This page has shown examples which are executed from a WEB browser. It has also illustrated how a pipeline can be edited (eg. L93111HP1/00147). But it is probably not what you need at the end...
The HTML pipeline-editor and the documentation are well suited for human reading, but in an astronomical project you will wish to execute the pipelines within your own programs. The result of a pipeline processing is a FITS file that you can read as a normal disk file. Modern FITS readers, as CFITSIO, can directly read FITS files over internet and therefore can execute the pipelines designed as cgi.
This gives an easy method to use distributed computing resources accessing remote data. This gives you also convenient solutions to distribute your data or analysis methods (a lot of code and packages are available to reduce significantly the effort of development).
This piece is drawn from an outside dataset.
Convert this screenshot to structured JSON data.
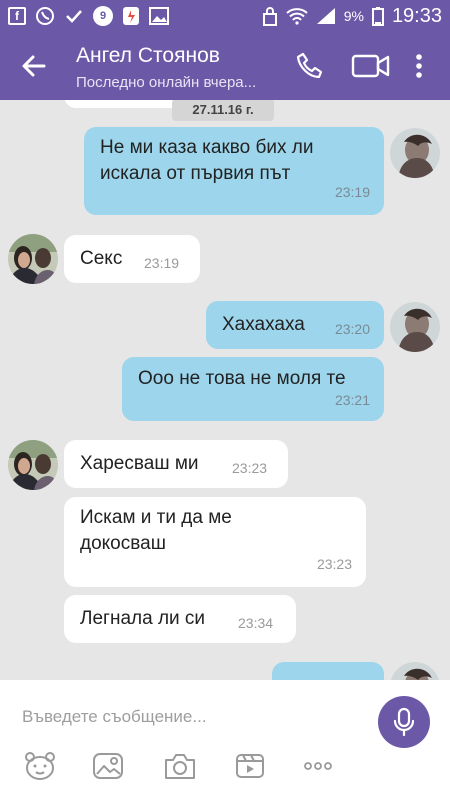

Where to find FITS data I can use?

This question is called: "data-mining". Databases as HyperLeda and NED keep internal archive which provide "reference" data. For example, you can find the data stored in HyperLeda for NGC7785 as:
fG.cgi?n=a011&o=NGC7785 The observatory archives give access to pointed observations, and specialized archives distribute large (space) missions and surveys. All data-center offer links to these resources, and the question of the data-mining is in the core of the Virtual Observatory and evolves rapidly.

HyperLeda Questions: leda@univ-lyon1.fr